Coffin, Charles, born at Buzaney (Ardennes) in 1676, died 1749, was principal of the college at Beauvais, 1712 (succeeding the historian Rollin), and rector of the University of Paris, 1718. He published in 1727 some, of his Latin poems, for which he was already noted, and in 1736 the bulk of his hymns appeared in the Paris Breviary of that year. In the same year he published them as Hymni Sacri Auctore Carolo Coffin, and in 1755 a complete ed. of his Works was issued in 2 vols. To his Hymni Sacri is prefixed an interesting preface. The whole plan of his hymns, and of the Paris Breviary which he so largely influenced, comes out in his words.
"In his porro scribendis Hymnis non tam poetico indulgendunv spiritui, quam nitoro et pietate co… Go to person page >
Ad templa nos rursus vocat. Charles Coffin. [Sunday Morning.] In his Hymni Sacri, p. 8, ed. Paris, 1736, under the heading Die Dominica ad Laudes Matutinas. In the revised Paris Breviary of the Abp. Charles de Vintimille, 1736, it is the hymn for Sunday at Lauds; as also in the Lyons and other modern French Breviaries. Text as above, and in Card. Newman's Hymni Eccl. 1838, p. 2. [Rev. W. A. Shoults, B. D.]
Translations in common use:—
3. Again the Sunday morn, by E. Caswall, appeared in his Lyra Catholica, 1849, p. 293, and again in his Hymns and Poems, 1873, p. 223. In its original form its use is very limited, but as:—
4. Again the holy morn, it is given in several collections, including the Hymnary, 1872, No. 7, Hymns & Carols, n. d., No. 15, the Roman Catholic Hymns for the Year, n. d., No. 83, and many others. Another form based upon Caswall's translation is:—

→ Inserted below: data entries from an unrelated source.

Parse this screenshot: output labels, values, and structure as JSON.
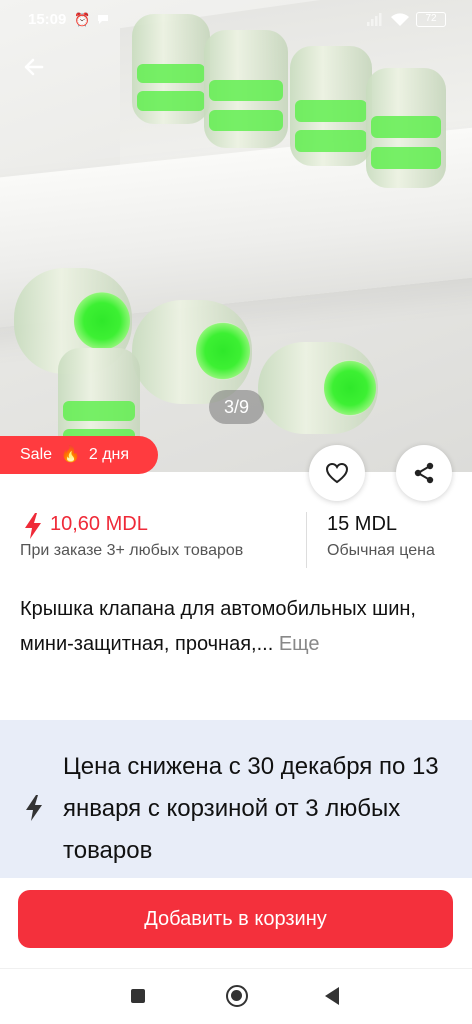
{
  "status_bar": {
    "time": "15:09",
    "battery": "72"
  },
  "gallery": {
    "counter": "3/9"
  },
  "sale_badge": {
    "label": "Sale",
    "emoji": "🔥",
    "days": "2 дня"
  },
  "price": {
    "promo_value": "10,60 MDL",
    "promo_note": "При заказе 3+ любых товаров",
    "regular_value": "15 MDL",
    "regular_note": "Обычная цена"
  },
  "product": {
    "title": "Крышка клапана для автомобильных шин, мини-защитная, прочная,...",
    "more_label": "Еще"
  },
  "notice": {
    "text": "Цена снижена с 30 декабря по 13 января с корзиной от 3 любых товаров"
  },
  "cart": {
    "add_label": "Добавить в корзину"
  },
  "colors": {
    "accent": "#f4303c",
    "sale": "#ff3b3f",
    "promo_price": "#ef2a38",
    "notice_bg": "#e8edf8"
  }
}
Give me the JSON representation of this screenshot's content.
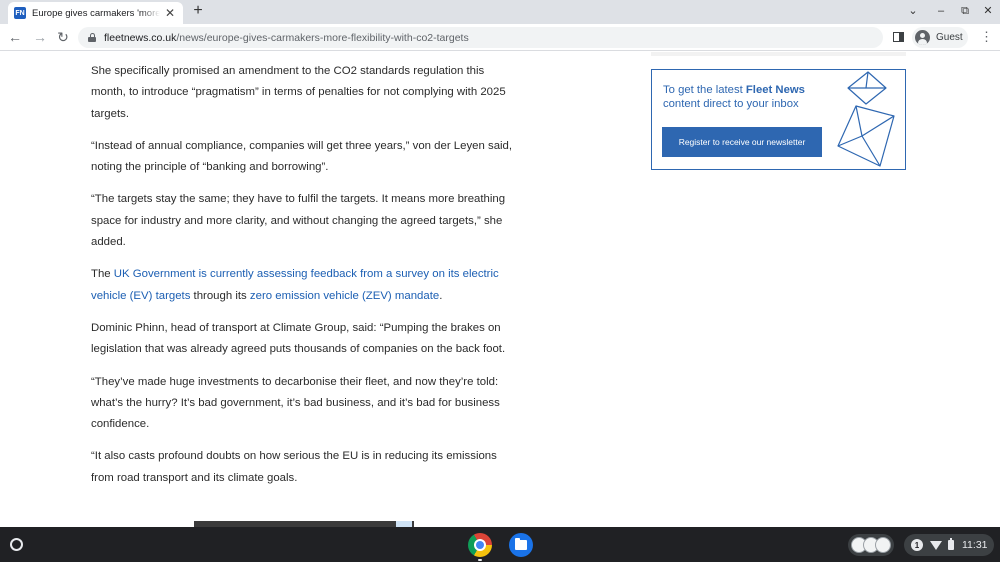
{
  "browser": {
    "tab": {
      "favicon_text": "FN",
      "title": "Europe gives carmakers 'more fl",
      "close": "✕"
    },
    "new_tab": "+",
    "window_controls": {
      "dropdown": "⌄",
      "minimize": "–",
      "restore": "⧉",
      "close": "✕"
    },
    "url": {
      "domain": "fleetnews.co.uk",
      "path": "/news/europe-gives-carmakers-more-flexibility-with-co2-targets"
    },
    "profile_label": "Guest",
    "icons": [
      "back-arrow-icon",
      "forward-arrow-icon",
      "reload-icon",
      "lock-icon",
      "side-panel-icon",
      "avatar-icon",
      "kebab-menu-icon"
    ]
  },
  "article": {
    "p1": "She specifically promised an amendment to the CO2 standards regulation this month, to introduce “pragmatism” in terms of penalties for not complying with 2025 targets.",
    "p2": "“Instead of annual compliance, companies will get three years,” von der Leyen said, noting the principle of “banking and borrowing”.",
    "p3": "“The targets stay the same; they have to fulfil the targets. It means more breathing space for industry and more clarity, and without changing the agreed targets,” she added.",
    "p4": {
      "pre": "The ",
      "link1": "UK Government is currently assessing feedback from a survey on its electric vehicle (EV) targets",
      "mid": " through its ",
      "link2": "zero emission vehicle (ZEV) mandate",
      "post": "."
    },
    "p5": "Dominic Phinn, head of transport at Climate Group, said: “Pumping the brakes on legislation that was already agreed puts thousands of companies on the back foot.",
    "p6": "“They’ve made huge investments to decarbonise their fleet, and now they’re told: what’s the hurry? It’s bad government, it’s bad business, and it’s bad for business confidence.",
    "p7": "“It also casts profound doubts on how serious the EU is in reducing its emissions from road transport and its climate goals."
  },
  "newsletter": {
    "text_pre": "To get the latest ",
    "brand": "Fleet News",
    "text_post": " content direct to your inbox",
    "button": "Register to receive our newsletter",
    "accent": "#2e67b1"
  },
  "shelf": {
    "notification_count": "1",
    "time": "11:31",
    "icons": [
      "launcher-icon",
      "chrome-icon",
      "files-icon",
      "wifi-icon",
      "battery-icon"
    ]
  }
}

5. When first the world sprang forth, in Kennedy, 1863, No. 701. It is probably by the editor, and is not found elsewhere.
--Excerpts from John Julian, Dictionary of Hymnology (1907)